The hallmark of Christianity is faith, defined pointedly in Hebrews 11:1 as “The assurance of things hoped for, the conviction of things unseen.” Faith is the substance of the Christian life; through grace we’re saved by it and the just in turn live by it (Hebrews 10:38). But beside its undermining value as cliché, what is faith and what does it look like?
I recently found myself praying to God that my life, if being read like a book, would garner critique as being completely illogical. Using the world’s paradigm, faith, generally speaking, isn’t logical: so much so that if you entertain what the world is saying, it’s easy to subscribe to the philosophies, feelings and guidelines that it proposes. I think it’s safe to say that faith isn’t easy.
Besides, what business did Abraham have, clinically speaking, believing that Sarah would give birth to Isaac at age 90? This example of faith, (actually THE example of faith in the New Testament) shouldn’t serve as an extreme case but rather a template.
Abraham and Sarah’s miracle birth of Isaac would probably invoke overuse of the term “impossible” in the medical community today. But impossible doesn’t have application to the faith-filled person. It isn’t received naturally. Abel, Enoch and Noah, as described in Hebrews 11, didn’t receive the world’s perception of impossible, so why should I when they’re the ‘fathers of my faith?’ These people were baseline examples in describing what faith is by the author of Hebrews and others speaking out of the evangelism of the early church.
Faith comes alive and is revealed in the midst of poor circumstances. True faith is tempered in these times. And faith can only be considered for what it is completely separate of circumstance (like the obvious circumstances surrounding the promise of conception at age 90).
With faith, there can’t be an exit strategy or fall back plan in your prayer life, because that’s the absence of faith. As a church, we should be praying with less “if it’s your will God” and more “let your will be done on earth just as it is in heaven.” There should be less “if’s” in our prayers if we truly believe that we have access to the throne and some inside information as to what His will is (aka the life of Jesus; see Ephesians 1:8-9).

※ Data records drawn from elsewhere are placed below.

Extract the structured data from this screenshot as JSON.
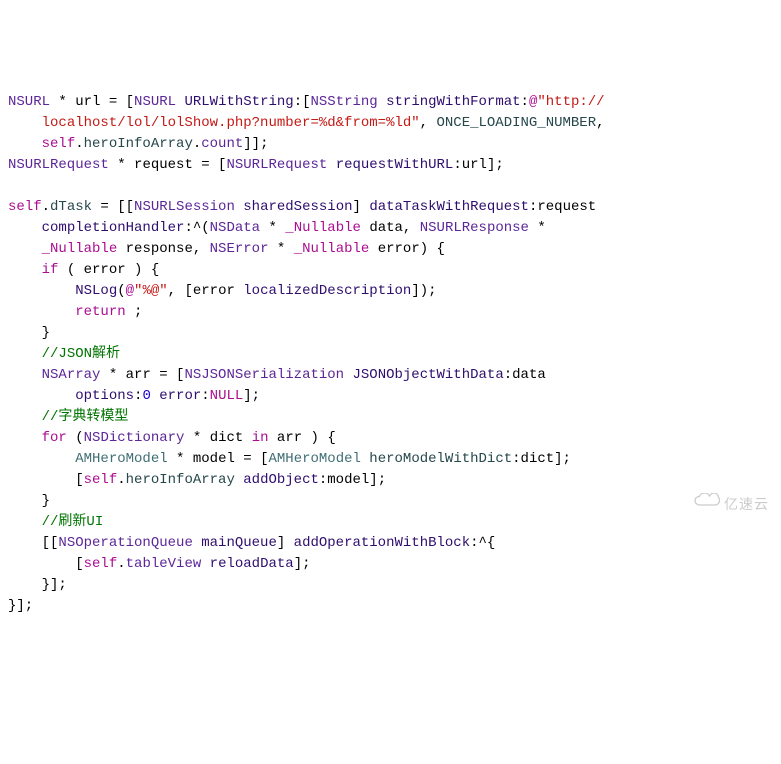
{
  "code": {
    "line1": {
      "type1": "NSURL",
      "op1": " * ",
      "var1": "url = [",
      "type2": "NSURL",
      "method1": " URLWithString",
      "colon1": ":[",
      "type3": "NSString",
      "method2": " stringWithFormat",
      "colon2": ":",
      "at": "@",
      "string1": "\"http://"
    },
    "line2": {
      "indent": "    ",
      "string2": "localhost/lol/lolShow.php?number=%d&from=%ld\"",
      "comma": ", ",
      "const1": "ONCE_LOADING_NUMBER",
      "comma2": ","
    },
    "line3": {
      "indent": "    ",
      "self": "self",
      "dot1": ".",
      "prop1": "heroInfoArray",
      "dot2": ".",
      "prop2": "count",
      "close": "]];"
    },
    "line4": {
      "type1": "NSURLRequest",
      "op": " * ",
      "var": "request = [",
      "type2": "NSURLRequest",
      "method": " requestWithURL",
      "colon": ":",
      "arg": "url];"
    },
    "line6": {
      "self": "self",
      "dot": ".",
      "prop": "dTask",
      "eq": " = [[",
      "type": "NSURLSession",
      "method1": " sharedSession",
      "close1": "] ",
      "method2": "dataTaskWithRequest",
      "colon": ":",
      "arg": "request"
    },
    "line7": {
      "indent": "    ",
      "method": "completionHandler",
      "colon": ":^(",
      "type1": "NSData",
      "op1": " * ",
      "nullable1": "_Nullable",
      "arg1": " data, ",
      "type2": "NSURLResponse",
      "op2": " *"
    },
    "line8": {
      "indent": "    ",
      "nullable1": "_Nullable",
      "arg1": " response, ",
      "type1": "NSError",
      "op1": " * ",
      "nullable2": "_Nullable",
      "arg2": " error) {"
    },
    "line9": {
      "indent": "    ",
      "kw": "if",
      "text": " ( error ) {"
    },
    "line10": {
      "indent": "        ",
      "fn": "NSLog",
      "open": "(",
      "at": "@",
      "str": "\"%@\"",
      "mid": ", [error ",
      "method": "localizedDescription",
      "close": "]);"
    },
    "line11": {
      "indent": "        ",
      "kw": "return",
      "semi": " ;"
    },
    "line12": {
      "indent": "    ",
      "close": "}"
    },
    "line13": {
      "indent": "    ",
      "comment": "//JSON解析"
    },
    "line14": {
      "indent": "    ",
      "type1": "NSArray",
      "op": " * ",
      "var": "arr = [",
      "type2": "NSJSONSerialization",
      "method": " JSONObjectWithData",
      "colon": ":",
      "arg": "data"
    },
    "line15": {
      "indent": "        ",
      "method1": "options",
      "colon1": ":",
      "num": "0",
      "space": " ",
      "method2": "error",
      "colon2": ":",
      "null": "NULL",
      "close": "];"
    },
    "line16": {
      "indent": "    ",
      "comment": "//字典转模型"
    },
    "line17": {
      "indent": "    ",
      "kw1": "for",
      "open": " (",
      "type": "NSDictionary",
      "op": " * ",
      "var": "dict ",
      "kw2": "in",
      "arr": " arr ) {"
    },
    "line18": {
      "indent": "        ",
      "type1": "AMHeroModel",
      "op": " * ",
      "var": "model = [",
      "type2": "AMHeroModel",
      "method": " heroModelWithDict",
      "colon": ":",
      "arg": "dict];"
    },
    "line19": {
      "indent": "        ",
      "open": "[",
      "self": "self",
      "dot": ".",
      "prop": "heroInfoArray",
      "method": " addObject",
      "colon": ":",
      "arg": "model];"
    },
    "line20": {
      "indent": "    ",
      "close": "}"
    },
    "line21": {
      "indent": "    ",
      "comment": "//刷新UI"
    },
    "line22": {
      "indent": "    ",
      "open": "[[",
      "type": "NSOperationQueue",
      "method1": " mainQueue",
      "close1": "] ",
      "method2": "addOperationWithBlock",
      "colon": ":^{"
    },
    "line23": {
      "indent": "        ",
      "open": "[",
      "self": "self",
      "dot": ".",
      "prop": "tableView",
      "method": " reloadData",
      "close": "];"
    },
    "line24": {
      "indent": "    ",
      "close": "}];"
    },
    "line25": {
      "close": "}];"
    }
  },
  "watermark": {
    "text": "亿速云"
  }
}
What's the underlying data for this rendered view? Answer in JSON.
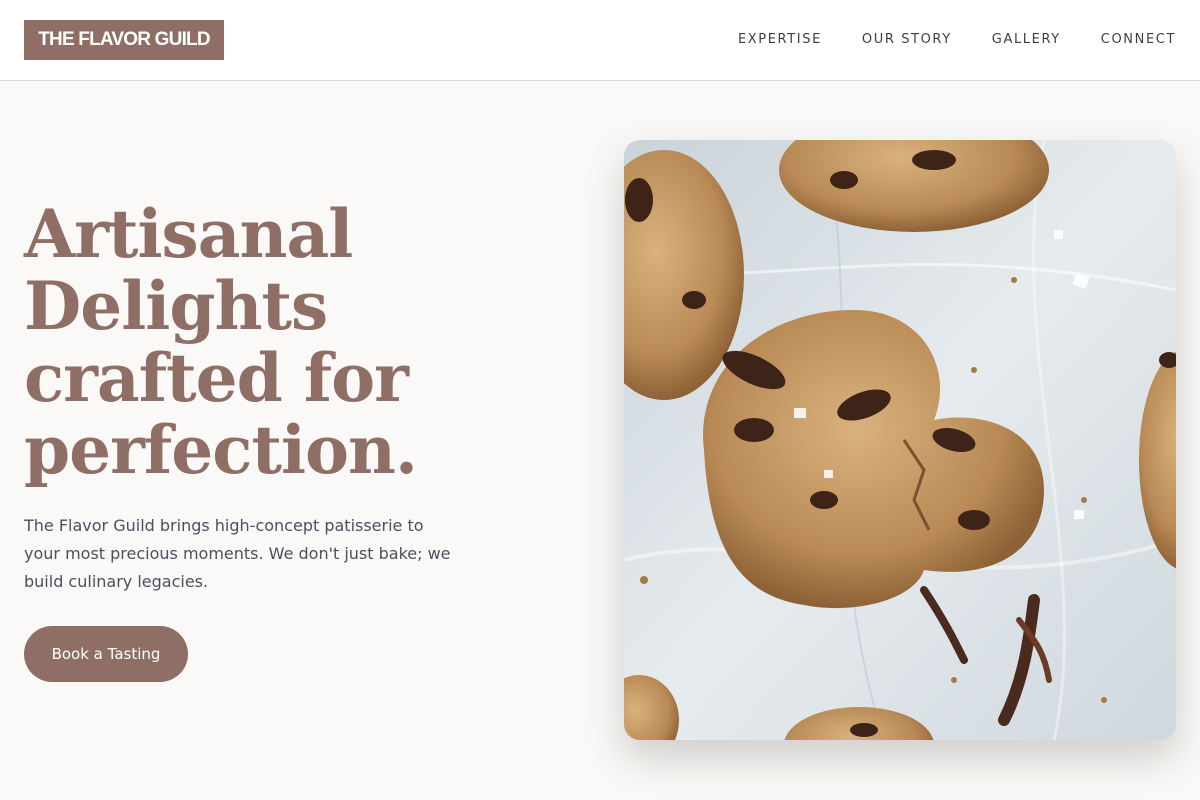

“With all wisdom and understanding, he made known to us the mystery of his will according to his good pleasure, which he purposed in Christ, to be put into effect when the times reach their fulfillment—to bring unity to all things in heaven and on earth under Christ.” (Ephesians 1:8-9)
Impossibility is OK
Impossible should sound familiar, and it also shouldn’t scare us one bit. The God of the impossible is very near, so I like my odds. We're also the benefactor of scripture, in the form of the example set by the fathers and mothers of our faith. A mother at 90, a catastrophic flood, calling down fire from heaven on a waterlogged altar (Sarah, Noah, Elijah). We’re in good company. No exit strategies, “if’s,” “and’s,” “but’s,” or permission to believe anything less than the impossible, just faith and not necessarily reason.
Faith isn't Rocket Science
If intellect was on par with faith, than we'd probably see a lot more college professors and doctors acknowledging God, but instead they tend to invest in foolish theories that can and will lead to their own destruction, or least ignorance. It's possible to gain the interest and praise of the world, yet forfeit your soul. That forfeiture may happen more in circles where education is paramount. It's not to say that we Christians aren't smart, but it is to say that faith isn't and never will be a complicated matter.
Revealed to Children, Hidden from the Wise
There's no message more just than the Gospel. You don't need to qualify or be educated to get it. You just have to have faith. Jesus even says in Matthew 11 about his message that it would be hidden from the learned, yet revealed to little children. He even says that this way is well pleasing in God's sight. God's way is that you don't need a doctorate degree to accept and receive him. In fact, the thinking that tends to follow the educated and learned could lead them further from the simplicity of biblical truth. That's amazing to me.
At that time Jesus said, "I praise you, Father, Lord of heaven and earth, because you have hidden these things from the wise and learned, and revealed them to little children. (Matthew 11:25)